In the past few weeks, Pinterest has been giving hints of what direction this money will take them in. They've introduced Guided Search, which offers up more specific search term categories to point you in the right direction if you're just "exploring," which sets their image search up to compete with Google. And they're also slowly expanding their Promoted Pins strategy, which is where they're actually going to make money. Pinterest is working with a small batch of U.S. brands, from ABC Family to Gap brands to Ziploc, as they roll this form of advertising out. It's this strategy that's prompted Kevin Roose at New York magazine to predict that one day the company will eat "its competitors alive."
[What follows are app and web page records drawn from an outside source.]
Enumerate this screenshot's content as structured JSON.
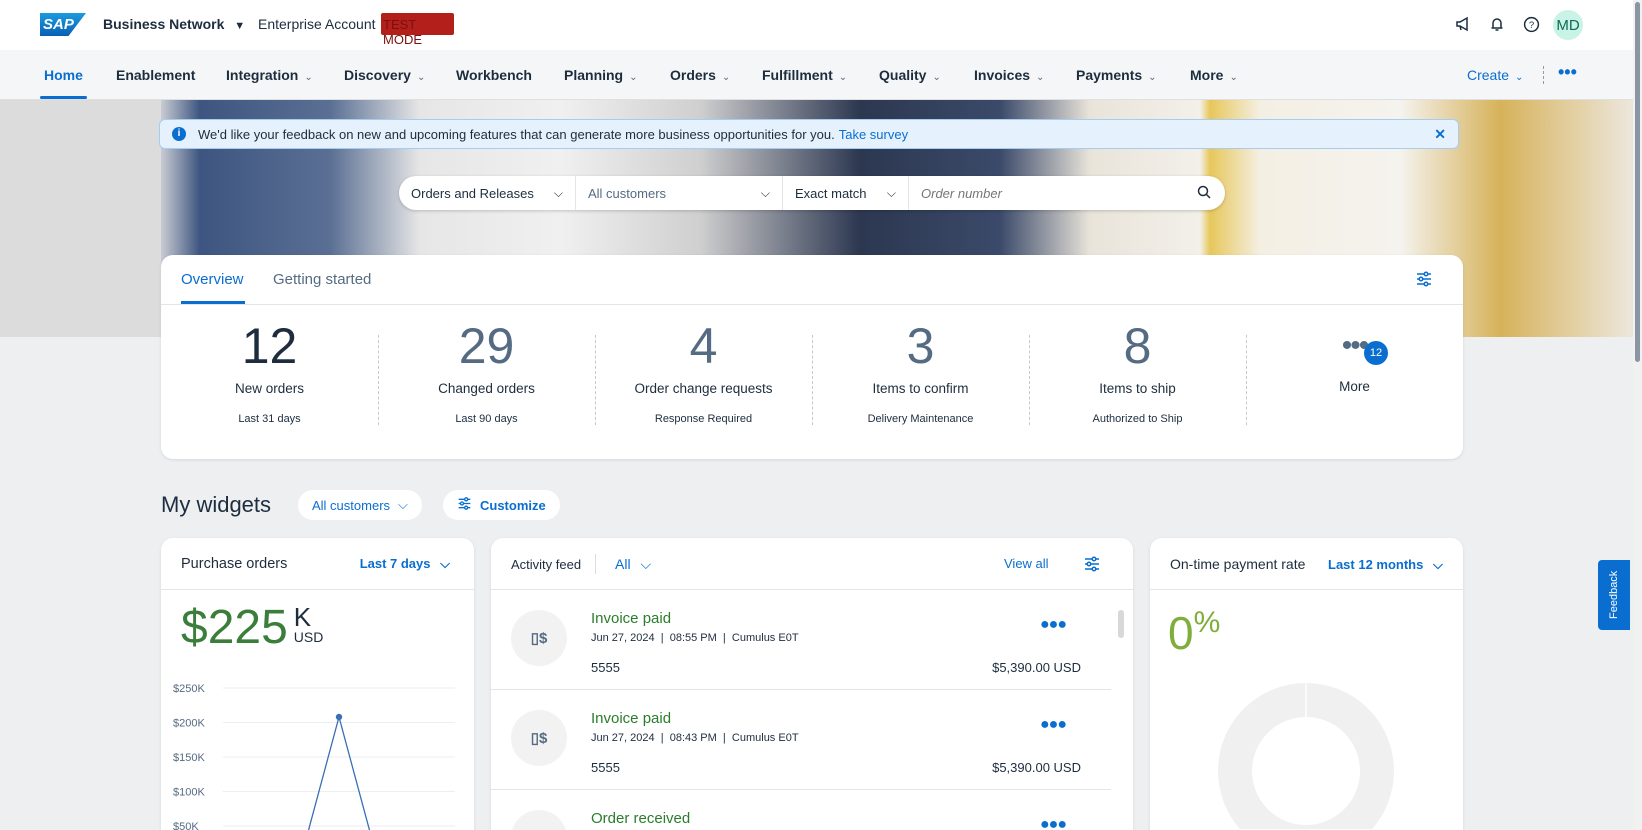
{
  "topbar": {
    "brand": "SAP",
    "product": "Business Network",
    "account": "Enterprise Account",
    "mode_badge": "TEST MODE",
    "avatar": "MD",
    "icons": [
      "megaphone-icon",
      "bell-icon",
      "help-icon"
    ]
  },
  "nav": {
    "items": [
      "Home",
      "Enablement",
      "Integration",
      "Discovery",
      "Workbench",
      "Planning",
      "Orders",
      "Fulfillment",
      "Quality",
      "Invoices",
      "Payments",
      "More"
    ],
    "create": "Create"
  },
  "banner": {
    "text": "We'd like your feedback on new and upcoming features that can generate more business opportunities for you.",
    "link": "Take survey"
  },
  "search": {
    "type": "Orders and Releases",
    "customer": "All customers",
    "match": "Exact match",
    "placeholder": "Order number"
  },
  "overview": {
    "tabs": [
      "Overview",
      "Getting started"
    ],
    "kpis": [
      {
        "num": "12",
        "label": "New orders",
        "sub": "Last 31 days"
      },
      {
        "num": "29",
        "label": "Changed orders",
        "sub": "Last 90 days"
      },
      {
        "num": "4",
        "label": "Order change requests",
        "sub": "Response Required"
      },
      {
        "num": "3",
        "label": "Items to confirm",
        "sub": "Delivery Maintenance"
      },
      {
        "num": "8",
        "label": "Items to ship",
        "sub": "Authorized to Ship"
      }
    ],
    "more": {
      "label": "More",
      "badge": "12"
    }
  },
  "widgets": {
    "title": "My widgets",
    "customer_filter": "All customers",
    "customize": "Customize"
  },
  "purchase_orders": {
    "title": "Purchase orders",
    "period": "Last 7 days",
    "value": "$225",
    "unit": "K",
    "currency": "USD",
    "chart_data": {
      "type": "line",
      "yticks": [
        "$250K",
        "$200K",
        "$150K",
        "$100K",
        "$50K"
      ],
      "ylim": [
        0,
        250
      ],
      "values": [
        0,
        0,
        0,
        208,
        0,
        0,
        0
      ],
      "grid": true
    }
  },
  "activity": {
    "title": "Activity feed",
    "filter": "All",
    "view_all": "View all",
    "items": [
      {
        "title": "Invoice paid",
        "date": "Jun 27, 2024",
        "time": "08:55 PM",
        "customer": "Cumulus E0T",
        "number": "5555",
        "amount": "$5,390.00 USD"
      },
      {
        "title": "Invoice paid",
        "date": "Jun 27, 2024",
        "time": "08:43 PM",
        "customer": "Cumulus E0T",
        "number": "5555",
        "amount": "$5,390.00 USD"
      },
      {
        "title": "Order received"
      }
    ]
  },
  "payment": {
    "title": "On-time payment rate",
    "period": "Last 12 months",
    "value": "0",
    "unit": "%",
    "rate": 0
  },
  "feedback_tab": "Feedback",
  "colors": {
    "accent": "#0a6ed1",
    "positive": "#2b7d2b",
    "test_mode": "#b3201c"
  }
}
In his piece, Roose posits that Pinterest is dismissed because its so lifestyle-focused, which is essentially just code for its being dismissed because it's considered a product for women, who might be appreciated by brands for their buying power but aren't really respected because their interests aren't serious enough. Yet they're one of the few tech start-ups actually working actively to hire women.
But ultimately, despite Pinterest's serious image copyright issues, a Pinterest spokeswoman confirmed the biggest thing they have going for them: they've managed to bridge the gap between ads and content in a way that doesn't make people feel distrustful. "Users don't really look at them as ads," Malorie Lucich told Roose of Promoted Pins. For Pinterest, that's a huge win that outweighs the hilarity of the fact that they've built their company on the backs of tastefully arranged mason jars.